◆ **Work required**
Each line of the data below should be restated exactly, with images left out.

----- Dataset records

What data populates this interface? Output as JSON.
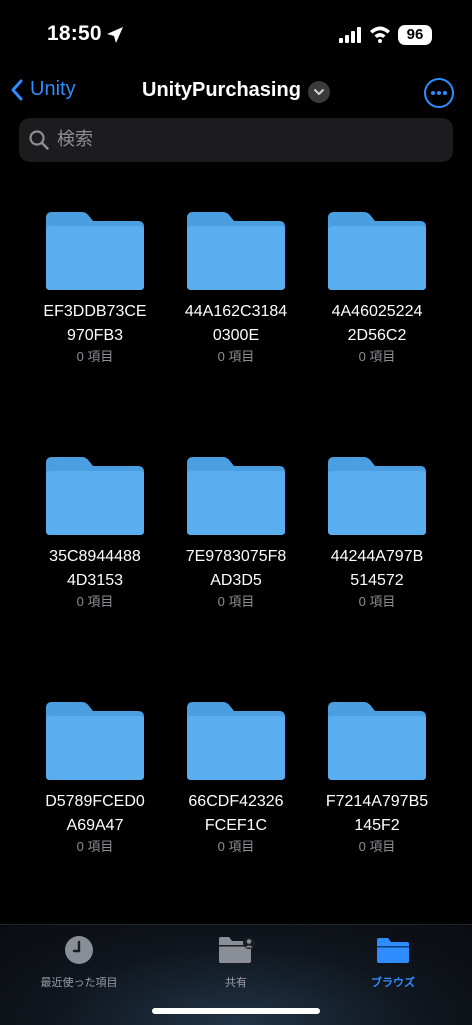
{
  "status": {
    "time": "18:50",
    "battery": "96"
  },
  "nav": {
    "back_label": "Unity",
    "title": "UnityPurchasing"
  },
  "search": {
    "placeholder": "検索"
  },
  "folders": [
    {
      "name": "EF3DDB73CE\n970FB3",
      "count": "0 項目"
    },
    {
      "name": "44A162C3184\n0300E",
      "count": "0 項目"
    },
    {
      "name": "4A46025224\n2D56C2",
      "count": "0 項目"
    },
    {
      "name": "35C8944488\n4D3153",
      "count": "0 項目"
    },
    {
      "name": "7E9783075F8\nAD3D5",
      "count": "0 項目"
    },
    {
      "name": "44244A797B\n514572",
      "count": "0 項目"
    },
    {
      "name": "D5789FCED0\nA69A47",
      "count": "0 項目"
    },
    {
      "name": "66CDF42326\nFCEF1C",
      "count": "0 項目"
    },
    {
      "name": "F7214A797B5\n145F2",
      "count": "0 項目"
    }
  ],
  "tabs": [
    {
      "label": "最近使った項目",
      "icon": "clock-icon",
      "active": false
    },
    {
      "label": "共有",
      "icon": "shared-folder-icon",
      "active": false
    },
    {
      "label": "ブラウズ",
      "icon": "folder-icon",
      "active": true
    }
  ],
  "colors": {
    "accent": "#2f8cff",
    "folder": "#5aaef0",
    "folder_tab": "#4b9fe0"
  }
}
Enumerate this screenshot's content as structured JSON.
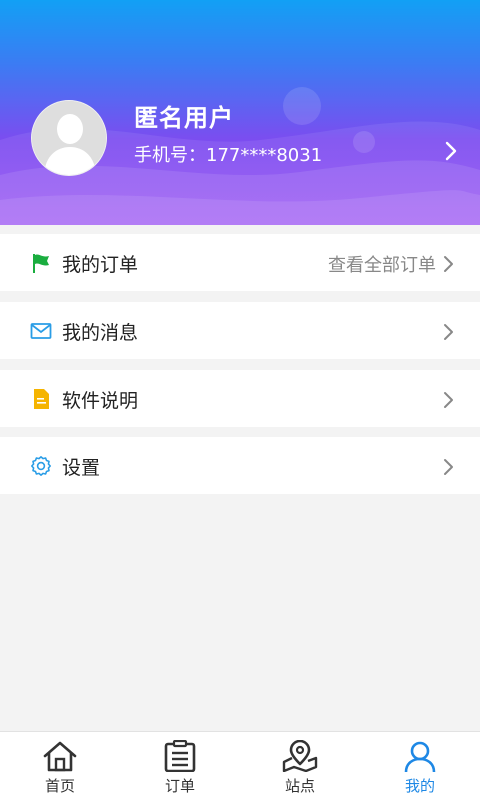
{
  "profile": {
    "name": "匿名用户",
    "phone": "手机号：177****8031"
  },
  "menu": {
    "orders": {
      "label": "我的订单",
      "extra": "查看全部订单",
      "icon": "flag-icon"
    },
    "messages": {
      "label": "我的消息",
      "icon": "mail-icon"
    },
    "about": {
      "label": "软件说明",
      "icon": "document-icon"
    },
    "settings": {
      "label": "设置",
      "icon": "gear-icon"
    }
  },
  "tabbar": {
    "home": {
      "label": "首页",
      "icon": "home-icon"
    },
    "orders": {
      "label": "订单",
      "icon": "list-icon"
    },
    "stations": {
      "label": "站点",
      "icon": "map-pin-icon"
    },
    "mine": {
      "label": "我的",
      "icon": "user-icon",
      "active": true
    }
  },
  "colors": {
    "accent": "#1e88e5",
    "header_top": "#12a0f5",
    "header_bottom": "#9b52f2",
    "flag": "#1aad3f",
    "mail": "#2a9de6",
    "document": "#f5b400",
    "gear": "#2a9de6"
  }
}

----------

◆ **Exercise response**
What data populates this interface? Output as JSON.
{
  "status": {
    "time": "18:50",
    "battery": "96"
  },
  "nav": {
    "back_label": "Unity",
    "title": "UnityPurchasing"
  },
  "search": {
    "placeholder": "検索"
  },
  "folders": [
    {
      "name": "EF3DDB73CE\n970FB3",
      "count": "0 項目"
    },
    {
      "name": "44A162C3184\n0300E",
      "count": "0 項目"
    },
    {
      "name": "4A46025224\n2D56C2",
      "count": "0 項目"
    },
    {
      "name": "35C8944488\n4D3153",
      "count": "0 項目"
    },
    {
      "name": "7E9783075F8\nAD3D5",
      "count": "0 項目"
    },
    {
      "name": "44244A797B\n514572",
      "count": "0 項目"
    },
    {
      "name": "D5789FCED0\nA69A47",
      "count": "0 項目"
    },
    {
      "name": "66CDF42326\nFCEF1C",
      "count": "0 項目"
    },
    {
      "name": "F7214A797B5\n145F2",
      "count": "0 項目"
    }
  ],
  "tabs": [
    {
      "label": "最近使った項目",
      "icon": "clock-icon",
      "active": false
    },
    {
      "label": "共有",
      "icon": "shared-folder-icon",
      "active": false
    },
    {
      "label": "ブラウズ",
      "icon": "folder-icon",
      "active": true
    }
  ],
  "colors": {
    "accent": "#2f8cff",
    "folder": "#5aaef0",
    "folder_tab": "#4b9fe0"
  }
}
Enumerate this screenshot's content as structured JSON.
{
  "profile": {
    "name": "匿名用户",
    "phone": "手机号：177****8031"
  },
  "menu": {
    "orders": {
      "label": "我的订单",
      "extra": "查看全部订单",
      "icon": "flag-icon"
    },
    "messages": {
      "label": "我的消息",
      "icon": "mail-icon"
    },
    "about": {
      "label": "软件说明",
      "icon": "document-icon"
    },
    "settings": {
      "label": "设置",
      "icon": "gear-icon"
    }
  },
  "tabbar": {
    "home": {
      "label": "首页",
      "icon": "home-icon"
    },
    "orders": {
      "label": "订单",
      "icon": "list-icon"
    },
    "stations": {
      "label": "站点",
      "icon": "map-pin-icon"
    },
    "mine": {
      "label": "我的",
      "icon": "user-icon",
      "active": true
    }
  },
  "colors": {
    "accent": "#1e88e5",
    "header_top": "#12a0f5",
    "header_bottom": "#9b52f2",
    "flag": "#1aad3f",
    "mail": "#2a9de6",
    "document": "#f5b400",
    "gear": "#2a9de6"
  }
}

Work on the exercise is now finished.